You should probably click on these pictures to get a better view. The one just above shows some empty space that I planted with a dozen different small hostas with a couple low growing clematises in the background. The hostas looked great, the clematis colors super but the clematis grew quicker and too soon I was on a hunt for where I planted H. Whiskey Sour.

New gardens require vision and you must remember that your vision and your fellow gardeners vision may not be close. The picture just above features a basic hosta that I use a lot. It's H. Tall Boy, a 5-6-7 footer with your basic green leaves but with flower scapes that stand tall and serve as hummingbird and butterfly magnets. I care for them well to get the height I want but they spread horizontally too and soon adjacent hosta big boys such as Squash Casserole and Super Nova overlap.

I like plantings where there is an aerial opportunity for viewing. This is not often possible in home plantings but if you can do it, the display grows stronger and compliments flow like August rain drops. This view is from the walkway along Peacham Pond Road. Check out Building Stone Steps on our Vermont Flower Farm site and you'll get a perspective of where I'm standing for the picture taking.

Gail and I enjoy ferns and we refuse to relocate any natives we find in new planting areas. I suppose if Hay Scented Ferns started taking over the place we might take action but by and large we leave what we have and enjoy the Jurassic look when it finally arrives. Just once in a while I get scolded by a designer who tells me "her way is the only way" as I get the riot act on extirpating such garden ruffian's. Everyone has opinions and I have listened to a number of them in my life.

I could probably live by the hosta colors, heights and leaf variations all by themselves but other gardeners prefer dots of color for spice. This garden incorporates treasures here and there like pats of butter on a slice of fresh country bread. As I planted this garden, many of the hostas were planted too close together and beautiful accent plants that looked great in years 1-2-3 now need CPR to make it another year. Beautiful little dodecatheons, commonly named "shooting stars" don't shoot anymore when buried deeply under the fringe of Green Piecrust or the accent of City Lights or tall-scaped Regal Splendor. Maidenhair ferns, a coveted Vermont native, and 'Silver Falls', our favorite painted fern from Terra Nova Nurseries aren't done justice when encroaching leaves hide their enthusiasm.

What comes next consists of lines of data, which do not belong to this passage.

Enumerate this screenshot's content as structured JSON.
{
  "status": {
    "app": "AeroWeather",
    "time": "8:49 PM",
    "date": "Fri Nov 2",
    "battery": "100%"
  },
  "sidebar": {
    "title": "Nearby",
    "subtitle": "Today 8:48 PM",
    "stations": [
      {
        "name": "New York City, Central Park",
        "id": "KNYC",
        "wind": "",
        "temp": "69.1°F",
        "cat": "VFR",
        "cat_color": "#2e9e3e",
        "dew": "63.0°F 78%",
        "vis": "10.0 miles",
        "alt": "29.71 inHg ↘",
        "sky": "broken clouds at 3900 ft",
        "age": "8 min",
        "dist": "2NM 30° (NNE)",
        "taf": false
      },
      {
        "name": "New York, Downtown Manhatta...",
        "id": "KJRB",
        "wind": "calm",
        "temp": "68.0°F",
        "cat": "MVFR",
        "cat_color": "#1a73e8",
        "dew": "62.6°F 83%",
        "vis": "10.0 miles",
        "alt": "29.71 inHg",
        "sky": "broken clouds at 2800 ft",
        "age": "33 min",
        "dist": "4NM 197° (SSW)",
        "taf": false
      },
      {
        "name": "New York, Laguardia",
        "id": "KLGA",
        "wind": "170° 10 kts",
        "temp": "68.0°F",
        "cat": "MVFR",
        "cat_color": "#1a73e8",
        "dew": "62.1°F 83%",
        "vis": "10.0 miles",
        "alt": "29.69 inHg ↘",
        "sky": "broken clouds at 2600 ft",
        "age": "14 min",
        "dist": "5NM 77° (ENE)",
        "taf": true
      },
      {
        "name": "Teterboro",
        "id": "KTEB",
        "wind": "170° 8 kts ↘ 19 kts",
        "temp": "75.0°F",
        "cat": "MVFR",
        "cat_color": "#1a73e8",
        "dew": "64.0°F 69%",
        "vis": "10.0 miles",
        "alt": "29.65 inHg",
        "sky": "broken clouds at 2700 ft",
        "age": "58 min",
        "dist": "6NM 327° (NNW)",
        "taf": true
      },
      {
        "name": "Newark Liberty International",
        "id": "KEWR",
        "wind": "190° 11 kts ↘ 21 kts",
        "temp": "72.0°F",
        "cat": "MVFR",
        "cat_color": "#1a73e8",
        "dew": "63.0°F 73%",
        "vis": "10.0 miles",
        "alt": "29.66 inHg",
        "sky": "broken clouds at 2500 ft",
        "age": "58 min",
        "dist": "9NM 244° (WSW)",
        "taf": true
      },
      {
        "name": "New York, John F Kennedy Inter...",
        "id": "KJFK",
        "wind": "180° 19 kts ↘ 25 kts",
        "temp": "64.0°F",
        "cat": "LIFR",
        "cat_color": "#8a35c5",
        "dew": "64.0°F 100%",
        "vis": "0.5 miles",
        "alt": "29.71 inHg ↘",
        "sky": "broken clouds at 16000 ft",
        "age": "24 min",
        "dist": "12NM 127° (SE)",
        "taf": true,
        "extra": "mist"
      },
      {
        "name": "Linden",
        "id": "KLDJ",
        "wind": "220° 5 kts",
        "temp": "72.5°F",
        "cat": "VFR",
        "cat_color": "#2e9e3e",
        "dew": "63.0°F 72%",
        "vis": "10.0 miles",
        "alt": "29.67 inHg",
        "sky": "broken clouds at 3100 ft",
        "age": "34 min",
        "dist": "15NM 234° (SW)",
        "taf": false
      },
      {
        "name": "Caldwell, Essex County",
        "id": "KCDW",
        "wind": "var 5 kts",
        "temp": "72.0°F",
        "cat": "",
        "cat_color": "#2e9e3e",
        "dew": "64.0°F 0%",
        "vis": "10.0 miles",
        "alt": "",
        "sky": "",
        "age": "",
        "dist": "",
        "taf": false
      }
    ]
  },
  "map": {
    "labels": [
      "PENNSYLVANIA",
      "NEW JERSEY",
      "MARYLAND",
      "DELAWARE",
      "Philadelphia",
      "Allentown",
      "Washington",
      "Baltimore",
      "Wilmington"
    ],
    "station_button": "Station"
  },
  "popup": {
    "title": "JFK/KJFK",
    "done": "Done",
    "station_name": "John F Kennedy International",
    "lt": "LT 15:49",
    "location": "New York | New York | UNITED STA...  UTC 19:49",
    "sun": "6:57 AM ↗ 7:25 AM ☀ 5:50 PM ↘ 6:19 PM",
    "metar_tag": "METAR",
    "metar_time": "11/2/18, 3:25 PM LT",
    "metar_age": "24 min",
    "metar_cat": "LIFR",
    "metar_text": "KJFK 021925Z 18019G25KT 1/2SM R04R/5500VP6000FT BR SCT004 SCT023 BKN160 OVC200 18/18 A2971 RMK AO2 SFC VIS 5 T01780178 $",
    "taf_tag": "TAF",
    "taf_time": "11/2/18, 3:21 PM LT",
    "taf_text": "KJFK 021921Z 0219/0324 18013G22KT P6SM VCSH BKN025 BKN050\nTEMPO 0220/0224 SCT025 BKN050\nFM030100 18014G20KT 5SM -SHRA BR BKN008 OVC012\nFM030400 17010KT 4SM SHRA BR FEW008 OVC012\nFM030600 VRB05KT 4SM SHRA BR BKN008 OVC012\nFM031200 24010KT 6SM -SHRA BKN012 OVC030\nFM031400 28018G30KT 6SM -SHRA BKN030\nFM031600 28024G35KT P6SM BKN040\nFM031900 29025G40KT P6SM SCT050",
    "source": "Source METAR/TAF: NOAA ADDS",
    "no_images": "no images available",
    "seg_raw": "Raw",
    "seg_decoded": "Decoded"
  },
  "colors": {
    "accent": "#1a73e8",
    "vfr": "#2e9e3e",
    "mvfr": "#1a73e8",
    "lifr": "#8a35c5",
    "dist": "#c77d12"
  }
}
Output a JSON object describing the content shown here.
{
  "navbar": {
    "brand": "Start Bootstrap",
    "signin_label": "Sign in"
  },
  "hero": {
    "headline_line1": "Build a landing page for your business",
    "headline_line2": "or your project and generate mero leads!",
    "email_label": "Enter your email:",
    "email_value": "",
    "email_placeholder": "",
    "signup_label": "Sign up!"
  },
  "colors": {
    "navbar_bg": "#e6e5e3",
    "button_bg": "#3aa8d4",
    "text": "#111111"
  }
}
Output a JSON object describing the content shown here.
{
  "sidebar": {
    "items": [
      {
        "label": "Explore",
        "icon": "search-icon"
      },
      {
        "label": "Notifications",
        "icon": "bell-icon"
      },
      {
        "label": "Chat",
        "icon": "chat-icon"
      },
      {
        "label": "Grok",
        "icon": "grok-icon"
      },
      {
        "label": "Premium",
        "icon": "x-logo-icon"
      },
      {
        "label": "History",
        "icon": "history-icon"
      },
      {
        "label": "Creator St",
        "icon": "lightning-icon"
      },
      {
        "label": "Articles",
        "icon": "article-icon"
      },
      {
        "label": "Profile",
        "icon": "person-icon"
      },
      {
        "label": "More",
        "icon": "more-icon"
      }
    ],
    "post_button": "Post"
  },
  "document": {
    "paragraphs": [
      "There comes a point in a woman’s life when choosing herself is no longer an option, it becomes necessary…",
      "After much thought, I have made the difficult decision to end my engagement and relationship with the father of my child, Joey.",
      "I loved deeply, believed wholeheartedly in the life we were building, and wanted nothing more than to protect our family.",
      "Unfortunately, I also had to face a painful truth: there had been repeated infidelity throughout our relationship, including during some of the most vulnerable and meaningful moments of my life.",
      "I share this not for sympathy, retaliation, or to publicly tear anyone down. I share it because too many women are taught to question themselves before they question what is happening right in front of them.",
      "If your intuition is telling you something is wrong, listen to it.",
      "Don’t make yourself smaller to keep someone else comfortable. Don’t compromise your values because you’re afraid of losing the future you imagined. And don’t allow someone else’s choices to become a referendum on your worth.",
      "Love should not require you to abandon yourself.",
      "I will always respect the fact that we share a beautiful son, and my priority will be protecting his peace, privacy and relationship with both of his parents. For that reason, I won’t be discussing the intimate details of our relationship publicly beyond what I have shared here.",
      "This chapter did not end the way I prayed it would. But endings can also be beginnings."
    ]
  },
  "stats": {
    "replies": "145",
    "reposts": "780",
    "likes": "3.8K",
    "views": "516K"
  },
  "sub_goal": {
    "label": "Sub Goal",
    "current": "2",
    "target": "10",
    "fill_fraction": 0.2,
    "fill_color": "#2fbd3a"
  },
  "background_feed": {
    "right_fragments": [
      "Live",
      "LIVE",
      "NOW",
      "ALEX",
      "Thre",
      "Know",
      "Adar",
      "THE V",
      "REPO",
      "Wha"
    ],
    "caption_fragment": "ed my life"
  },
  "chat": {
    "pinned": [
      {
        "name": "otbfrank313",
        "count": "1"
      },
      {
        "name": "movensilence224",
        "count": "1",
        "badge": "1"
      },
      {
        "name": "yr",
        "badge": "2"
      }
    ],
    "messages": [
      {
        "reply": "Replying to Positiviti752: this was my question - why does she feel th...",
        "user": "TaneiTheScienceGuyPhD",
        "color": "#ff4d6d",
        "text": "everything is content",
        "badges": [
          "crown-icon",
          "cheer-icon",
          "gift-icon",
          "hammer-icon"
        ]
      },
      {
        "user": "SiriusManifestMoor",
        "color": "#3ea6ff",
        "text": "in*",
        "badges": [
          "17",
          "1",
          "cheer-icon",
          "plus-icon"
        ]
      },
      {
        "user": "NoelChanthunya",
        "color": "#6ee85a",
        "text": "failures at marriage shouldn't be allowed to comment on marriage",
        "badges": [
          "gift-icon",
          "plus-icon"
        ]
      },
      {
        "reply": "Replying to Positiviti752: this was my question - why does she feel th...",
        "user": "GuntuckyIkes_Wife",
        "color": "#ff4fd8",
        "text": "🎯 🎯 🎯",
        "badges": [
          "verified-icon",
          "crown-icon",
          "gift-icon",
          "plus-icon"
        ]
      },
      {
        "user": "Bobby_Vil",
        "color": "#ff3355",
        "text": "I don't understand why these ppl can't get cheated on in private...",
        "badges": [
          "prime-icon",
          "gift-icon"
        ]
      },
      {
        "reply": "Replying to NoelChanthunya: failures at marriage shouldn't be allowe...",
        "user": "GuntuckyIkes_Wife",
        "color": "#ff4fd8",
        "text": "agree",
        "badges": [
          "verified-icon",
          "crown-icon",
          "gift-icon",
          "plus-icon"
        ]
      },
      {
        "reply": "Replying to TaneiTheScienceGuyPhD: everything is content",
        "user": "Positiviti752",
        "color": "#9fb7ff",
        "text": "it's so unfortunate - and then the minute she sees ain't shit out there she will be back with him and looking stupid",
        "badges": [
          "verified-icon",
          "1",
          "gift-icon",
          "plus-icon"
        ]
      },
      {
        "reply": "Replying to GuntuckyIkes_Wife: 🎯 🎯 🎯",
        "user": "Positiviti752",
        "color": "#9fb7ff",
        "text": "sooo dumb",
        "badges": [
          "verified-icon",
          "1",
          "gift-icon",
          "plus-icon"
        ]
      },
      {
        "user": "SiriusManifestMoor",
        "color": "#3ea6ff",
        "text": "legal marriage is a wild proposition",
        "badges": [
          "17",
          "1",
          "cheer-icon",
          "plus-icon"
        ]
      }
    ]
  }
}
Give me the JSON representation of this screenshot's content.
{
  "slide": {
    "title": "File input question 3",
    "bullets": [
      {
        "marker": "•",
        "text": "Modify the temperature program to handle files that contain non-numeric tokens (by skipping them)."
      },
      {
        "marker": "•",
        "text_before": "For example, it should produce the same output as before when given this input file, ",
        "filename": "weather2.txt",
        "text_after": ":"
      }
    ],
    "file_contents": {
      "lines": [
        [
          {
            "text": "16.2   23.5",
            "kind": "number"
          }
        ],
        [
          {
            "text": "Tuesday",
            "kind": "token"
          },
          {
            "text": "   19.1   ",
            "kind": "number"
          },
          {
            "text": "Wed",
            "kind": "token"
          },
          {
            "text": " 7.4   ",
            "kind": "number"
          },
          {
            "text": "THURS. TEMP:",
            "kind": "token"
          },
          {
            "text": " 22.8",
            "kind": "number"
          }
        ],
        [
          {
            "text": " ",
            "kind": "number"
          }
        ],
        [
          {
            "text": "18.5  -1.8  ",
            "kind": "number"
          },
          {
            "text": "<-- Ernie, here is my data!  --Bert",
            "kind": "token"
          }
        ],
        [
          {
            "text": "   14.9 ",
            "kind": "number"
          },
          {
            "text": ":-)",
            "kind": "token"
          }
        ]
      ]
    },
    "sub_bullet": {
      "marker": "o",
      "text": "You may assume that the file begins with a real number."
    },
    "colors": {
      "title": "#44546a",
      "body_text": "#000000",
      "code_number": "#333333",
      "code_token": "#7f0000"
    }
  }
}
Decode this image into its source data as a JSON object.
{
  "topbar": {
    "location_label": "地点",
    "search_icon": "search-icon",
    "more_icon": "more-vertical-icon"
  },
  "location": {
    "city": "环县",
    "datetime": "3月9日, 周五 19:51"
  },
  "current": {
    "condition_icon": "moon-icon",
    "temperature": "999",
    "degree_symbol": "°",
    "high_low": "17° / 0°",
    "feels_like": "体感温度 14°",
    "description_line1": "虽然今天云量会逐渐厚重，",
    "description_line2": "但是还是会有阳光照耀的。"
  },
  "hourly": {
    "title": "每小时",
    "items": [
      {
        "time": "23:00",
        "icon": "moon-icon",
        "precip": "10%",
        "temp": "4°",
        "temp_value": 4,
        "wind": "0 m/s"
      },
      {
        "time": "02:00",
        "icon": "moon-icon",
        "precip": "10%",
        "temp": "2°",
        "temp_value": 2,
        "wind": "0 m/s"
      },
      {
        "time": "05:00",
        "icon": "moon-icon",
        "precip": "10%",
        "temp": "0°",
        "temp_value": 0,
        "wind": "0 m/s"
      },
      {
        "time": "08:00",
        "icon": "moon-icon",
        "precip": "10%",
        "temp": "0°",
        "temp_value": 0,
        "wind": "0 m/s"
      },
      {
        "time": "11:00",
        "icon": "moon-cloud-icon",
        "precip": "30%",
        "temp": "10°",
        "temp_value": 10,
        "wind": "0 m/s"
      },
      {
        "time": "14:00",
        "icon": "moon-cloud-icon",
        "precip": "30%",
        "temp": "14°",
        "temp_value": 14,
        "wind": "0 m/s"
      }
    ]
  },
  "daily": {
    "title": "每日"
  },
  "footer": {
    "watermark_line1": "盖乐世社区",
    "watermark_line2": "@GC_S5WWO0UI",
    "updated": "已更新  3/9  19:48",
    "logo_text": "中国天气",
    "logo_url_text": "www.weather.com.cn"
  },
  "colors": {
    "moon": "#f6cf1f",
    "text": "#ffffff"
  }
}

Despite the changes, despite the weeds, this garden has been a joyful experiment in learning about hosta, working with stone and sharing experiences. I promise the garden will get some needed attention this summer and by next year should be ready again for scheduled tours. Be patient with me, and think about a visit in 2011.

Writing from the mountain above Peacham Pond where dishes rattle a call to breakfast for me as a woodpecker enjoys his feast of suet outside my window.

George Africa
The Vermont Gardener
Vermont Flower Farm

Look for George Africa on Facebook and Twitter tweets from vtflowerfarm. Social networking is great for gardeners too!


beth said...

it is so wonderful seeing how gardens grow and develop. i am in the beginning stages of designing beds and planting the little biddy plants i can afford. very encouraging to see what a few years can do.


Teza said...

What a fabulous shade garden tapestry you have created. If only I had the space, you have effectively tempted me to begin 'looking' at Hosta again. As it is, I might have to consider a miniature garden, but they can be frightfully expensive! Thanks for the wake-up call though my friend!